What to produce
Search the listing below for the word "JSON" and return each line that contains it.

Recorded information
===

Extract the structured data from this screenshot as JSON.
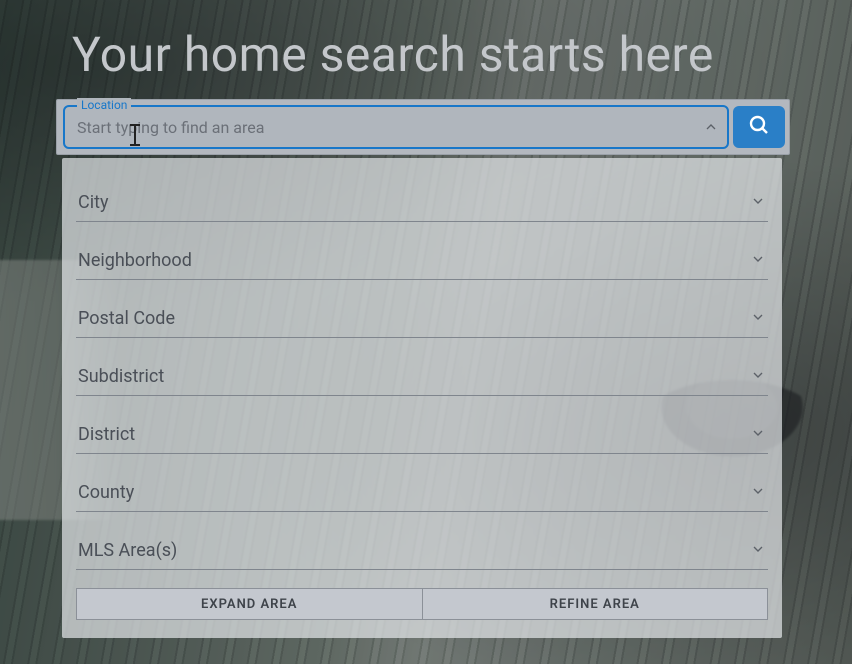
{
  "heading": "Your home search starts here",
  "search": {
    "label": "Location",
    "placeholder": "Start typing to find an area",
    "value": ""
  },
  "options": [
    {
      "label": "City"
    },
    {
      "label": "Neighborhood"
    },
    {
      "label": "Postal Code"
    },
    {
      "label": "Subdistrict"
    },
    {
      "label": "District"
    },
    {
      "label": "County"
    },
    {
      "label": "MLS Area(s)"
    }
  ],
  "buttons": {
    "expand": "EXPAND AREA",
    "refine": "REFINE AREA"
  },
  "colors": {
    "accent": "#1877c9",
    "button": "#2a7fc7"
  }
}
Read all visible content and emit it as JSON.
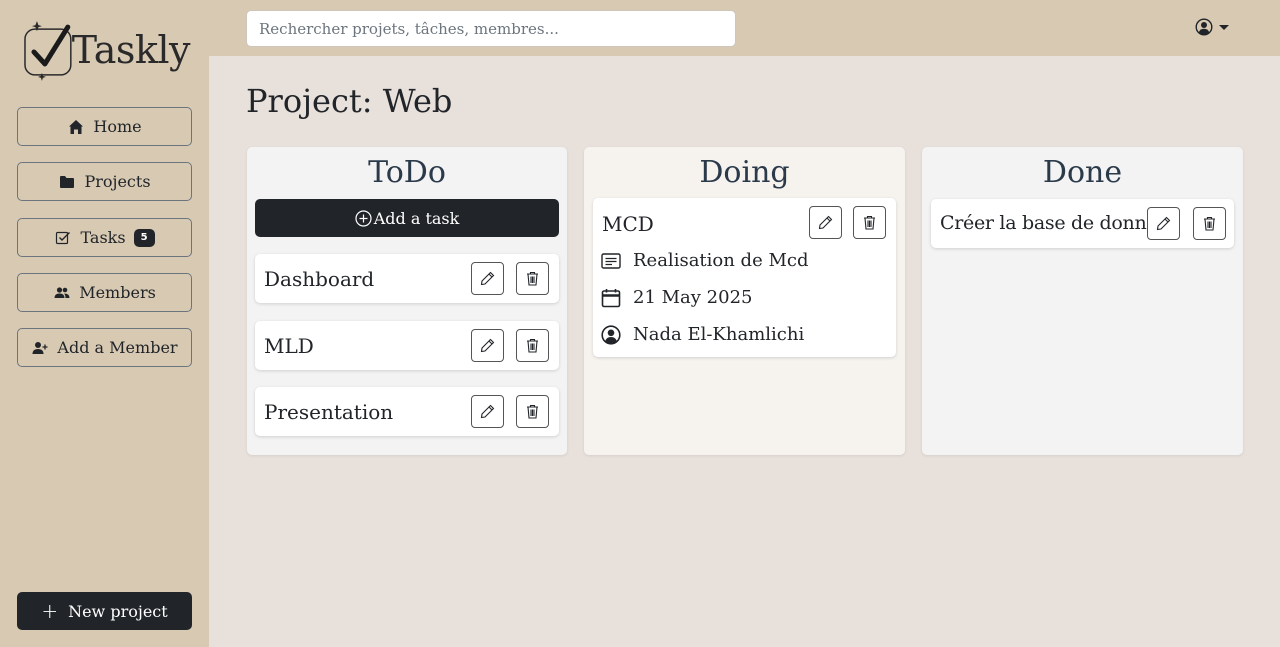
{
  "app": {
    "name": "Taskly"
  },
  "sidebar": {
    "items": [
      {
        "label": "Home",
        "icon": "home-icon"
      },
      {
        "label": "Projects",
        "icon": "folder-icon"
      },
      {
        "label": "Tasks",
        "icon": "check-square-icon",
        "badge": "5"
      },
      {
        "label": "Members",
        "icon": "people-icon"
      },
      {
        "label": "Add a Member",
        "icon": "person-plus-icon"
      }
    ],
    "new_project_label": "New project",
    "new_project_icon": "+"
  },
  "topbar": {
    "search_placeholder": "Rechercher projets, tâches, membres...",
    "user_icon": "user-circle-icon"
  },
  "page": {
    "title": "Project: Web"
  },
  "board": {
    "columns": [
      {
        "title": "ToDo",
        "add_task_label": "Add a task",
        "cards": [
          {
            "title": "Dashboard"
          },
          {
            "title": "MLD"
          },
          {
            "title": "Presentation"
          }
        ]
      },
      {
        "title": "Doing",
        "cards": [
          {
            "title": "MCD",
            "description": "Realisation de Mcd",
            "date": "21 May 2025",
            "assignee": "Nada El-Khamlichi"
          }
        ]
      },
      {
        "title": "Done",
        "cards": [
          {
            "title": "Créer la base de données"
          }
        ]
      }
    ]
  },
  "colors": {
    "sidebar_bg": "#d8c9b3",
    "content_bg": "#e8e0da",
    "dark_button": "#212529",
    "column_title": "#2b3a4a"
  }
}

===

Result for this task
Extract the structured data from this screenshot as JSON.
Read all visible content and emit it as JSON.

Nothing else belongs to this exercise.